Segment Start: Available data

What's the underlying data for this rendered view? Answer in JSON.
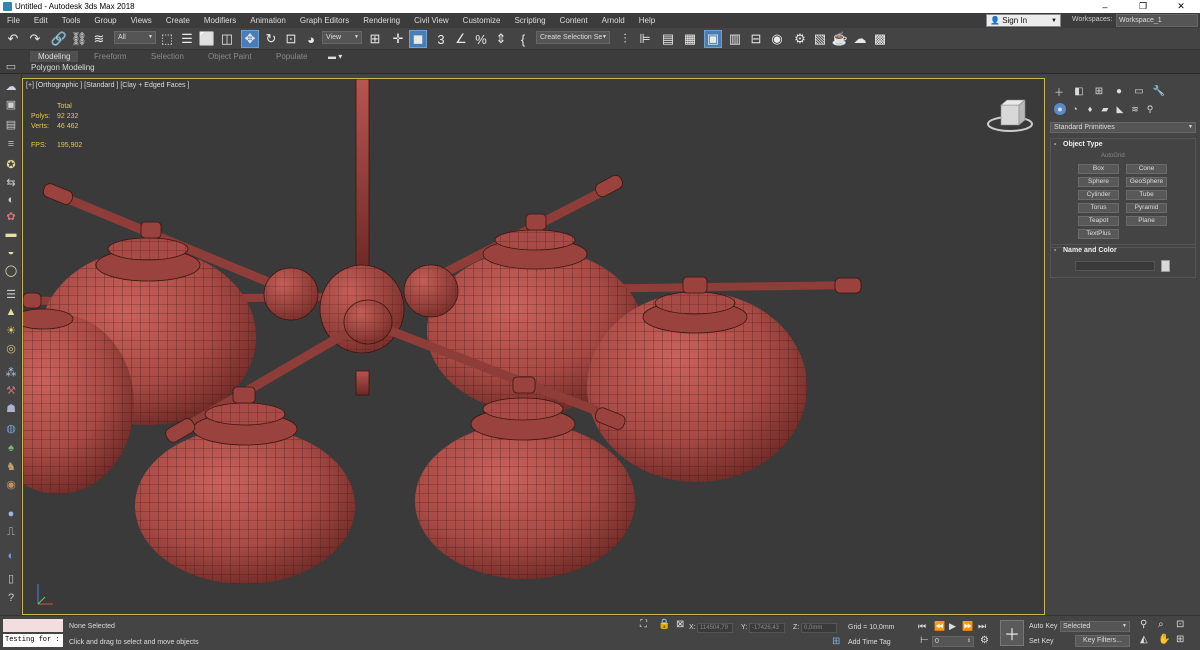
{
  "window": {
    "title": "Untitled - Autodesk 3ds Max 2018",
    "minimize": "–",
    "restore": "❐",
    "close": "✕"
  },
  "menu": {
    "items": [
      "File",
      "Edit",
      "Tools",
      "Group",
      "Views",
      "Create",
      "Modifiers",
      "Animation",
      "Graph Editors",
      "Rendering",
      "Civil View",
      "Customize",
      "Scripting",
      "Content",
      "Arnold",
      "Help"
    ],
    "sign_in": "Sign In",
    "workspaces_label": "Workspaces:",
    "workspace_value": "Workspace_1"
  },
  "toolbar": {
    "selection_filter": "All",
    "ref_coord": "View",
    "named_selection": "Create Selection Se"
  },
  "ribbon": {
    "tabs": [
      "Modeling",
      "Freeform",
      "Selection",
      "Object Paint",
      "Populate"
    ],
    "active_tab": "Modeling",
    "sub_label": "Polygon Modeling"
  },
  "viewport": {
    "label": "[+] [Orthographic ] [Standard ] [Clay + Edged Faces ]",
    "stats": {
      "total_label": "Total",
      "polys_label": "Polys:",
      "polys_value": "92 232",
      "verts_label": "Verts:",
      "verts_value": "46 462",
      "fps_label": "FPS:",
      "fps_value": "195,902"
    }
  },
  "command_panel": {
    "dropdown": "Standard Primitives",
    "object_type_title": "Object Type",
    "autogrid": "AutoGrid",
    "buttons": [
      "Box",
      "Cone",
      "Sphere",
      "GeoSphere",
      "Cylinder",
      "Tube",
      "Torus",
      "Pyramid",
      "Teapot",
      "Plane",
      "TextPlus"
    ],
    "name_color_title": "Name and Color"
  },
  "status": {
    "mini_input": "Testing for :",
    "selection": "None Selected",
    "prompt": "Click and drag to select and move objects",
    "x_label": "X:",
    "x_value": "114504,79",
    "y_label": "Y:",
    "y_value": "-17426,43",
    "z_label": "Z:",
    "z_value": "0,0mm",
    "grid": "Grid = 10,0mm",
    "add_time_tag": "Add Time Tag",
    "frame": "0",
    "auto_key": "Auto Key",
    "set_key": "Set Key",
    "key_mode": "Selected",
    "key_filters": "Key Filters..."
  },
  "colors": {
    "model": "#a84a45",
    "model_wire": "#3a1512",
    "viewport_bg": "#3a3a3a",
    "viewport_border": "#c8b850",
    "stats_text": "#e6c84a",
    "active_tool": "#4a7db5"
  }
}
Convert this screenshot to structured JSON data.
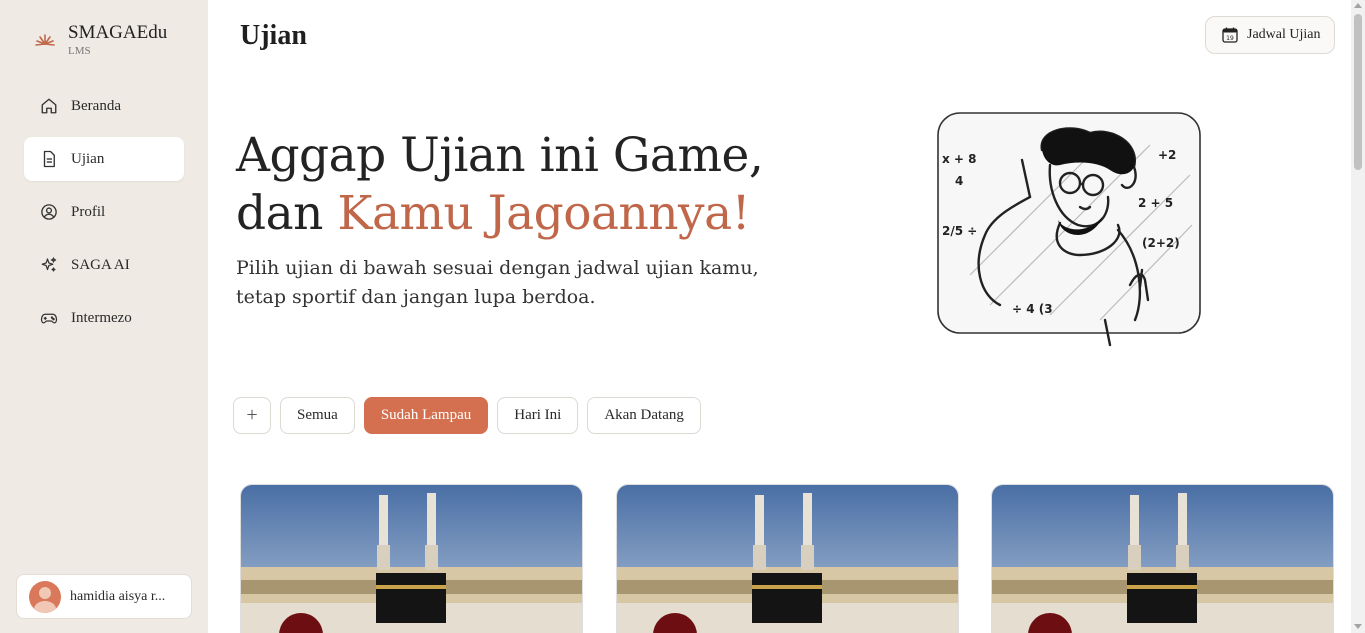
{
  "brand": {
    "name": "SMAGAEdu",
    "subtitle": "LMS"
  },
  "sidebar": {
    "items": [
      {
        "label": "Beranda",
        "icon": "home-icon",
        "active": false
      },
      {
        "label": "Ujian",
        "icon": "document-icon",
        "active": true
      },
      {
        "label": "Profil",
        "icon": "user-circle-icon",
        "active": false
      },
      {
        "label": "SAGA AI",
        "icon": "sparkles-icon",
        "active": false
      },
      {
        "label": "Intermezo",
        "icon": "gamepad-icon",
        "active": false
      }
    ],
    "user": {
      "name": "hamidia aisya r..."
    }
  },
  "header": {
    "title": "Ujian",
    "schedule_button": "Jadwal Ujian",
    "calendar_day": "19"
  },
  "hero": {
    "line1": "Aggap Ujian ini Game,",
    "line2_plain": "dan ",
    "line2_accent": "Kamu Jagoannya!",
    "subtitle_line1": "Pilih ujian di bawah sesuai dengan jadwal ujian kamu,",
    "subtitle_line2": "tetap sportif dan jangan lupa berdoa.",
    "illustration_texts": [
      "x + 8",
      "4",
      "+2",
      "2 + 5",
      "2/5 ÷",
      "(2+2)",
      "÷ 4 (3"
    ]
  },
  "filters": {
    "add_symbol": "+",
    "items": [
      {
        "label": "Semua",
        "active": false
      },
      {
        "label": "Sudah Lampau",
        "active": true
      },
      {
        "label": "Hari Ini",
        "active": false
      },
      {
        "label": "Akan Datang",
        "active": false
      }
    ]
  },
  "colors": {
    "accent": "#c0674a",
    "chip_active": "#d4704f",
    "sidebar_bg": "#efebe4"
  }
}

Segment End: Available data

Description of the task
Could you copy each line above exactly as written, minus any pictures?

Task solution
What's the underlying data for this rendered view? Answer in JSON.
{
  "window": {
    "title": "Untitled - Autodesk 3ds Max 2018",
    "minimize": "–",
    "restore": "❐",
    "close": "✕"
  },
  "menu": {
    "items": [
      "File",
      "Edit",
      "Tools",
      "Group",
      "Views",
      "Create",
      "Modifiers",
      "Animation",
      "Graph Editors",
      "Rendering",
      "Civil View",
      "Customize",
      "Scripting",
      "Content",
      "Arnold",
      "Help"
    ],
    "sign_in": "Sign In",
    "workspaces_label": "Workspaces:",
    "workspace_value": "Workspace_1"
  },
  "toolbar": {
    "selection_filter": "All",
    "ref_coord": "View",
    "named_selection": "Create Selection Se"
  },
  "ribbon": {
    "tabs": [
      "Modeling",
      "Freeform",
      "Selection",
      "Object Paint",
      "Populate"
    ],
    "active_tab": "Modeling",
    "sub_label": "Polygon Modeling"
  },
  "viewport": {
    "label": "[+] [Orthographic ] [Standard ] [Clay + Edged Faces ]",
    "stats": {
      "total_label": "Total",
      "polys_label": "Polys:",
      "polys_value": "92 232",
      "verts_label": "Verts:",
      "verts_value": "46 462",
      "fps_label": "FPS:",
      "fps_value": "195,902"
    }
  },
  "command_panel": {
    "dropdown": "Standard Primitives",
    "object_type_title": "Object Type",
    "autogrid": "AutoGrid",
    "buttons": [
      "Box",
      "Cone",
      "Sphere",
      "GeoSphere",
      "Cylinder",
      "Tube",
      "Torus",
      "Pyramid",
      "Teapot",
      "Plane",
      "TextPlus"
    ],
    "name_color_title": "Name and Color"
  },
  "status": {
    "mini_input": "Testing for :",
    "selection": "None Selected",
    "prompt": "Click and drag to select and move objects",
    "x_label": "X:",
    "x_value": "114504,79",
    "y_label": "Y:",
    "y_value": "-17426,43",
    "z_label": "Z:",
    "z_value": "0,0mm",
    "grid": "Grid = 10,0mm",
    "add_time_tag": "Add Time Tag",
    "frame": "0",
    "auto_key": "Auto Key",
    "set_key": "Set Key",
    "key_mode": "Selected",
    "key_filters": "Key Filters..."
  },
  "colors": {
    "model": "#a84a45",
    "model_wire": "#3a1512",
    "viewport_bg": "#3a3a3a",
    "viewport_border": "#c8b850",
    "stats_text": "#e6c84a",
    "active_tool": "#4a7db5"
  }
}
Convert this screenshot to structured JSON data.
{
  "brand": {
    "name": "SMAGAEdu",
    "subtitle": "LMS"
  },
  "sidebar": {
    "items": [
      {
        "label": "Beranda",
        "icon": "home-icon",
        "active": false
      },
      {
        "label": "Ujian",
        "icon": "document-icon",
        "active": true
      },
      {
        "label": "Profil",
        "icon": "user-circle-icon",
        "active": false
      },
      {
        "label": "SAGA AI",
        "icon": "sparkles-icon",
        "active": false
      },
      {
        "label": "Intermezo",
        "icon": "gamepad-icon",
        "active": false
      }
    ],
    "user": {
      "name": "hamidia aisya r..."
    }
  },
  "header": {
    "title": "Ujian",
    "schedule_button": "Jadwal Ujian",
    "calendar_day": "19"
  },
  "hero": {
    "line1": "Aggap Ujian ini Game,",
    "line2_plain": "dan ",
    "line2_accent": "Kamu Jagoannya!",
    "subtitle_line1": "Pilih ujian di bawah sesuai dengan jadwal ujian kamu,",
    "subtitle_line2": "tetap sportif dan jangan lupa berdoa.",
    "illustration_texts": [
      "x + 8",
      "4",
      "+2",
      "2 + 5",
      "2/5 ÷",
      "(2+2)",
      "÷ 4 (3"
    ]
  },
  "filters": {
    "add_symbol": "+",
    "items": [
      {
        "label": "Semua",
        "active": false
      },
      {
        "label": "Sudah Lampau",
        "active": true
      },
      {
        "label": "Hari Ini",
        "active": false
      },
      {
        "label": "Akan Datang",
        "active": false
      }
    ]
  },
  "colors": {
    "accent": "#c0674a",
    "chip_active": "#d4704f",
    "sidebar_bg": "#efebe4"
  }
}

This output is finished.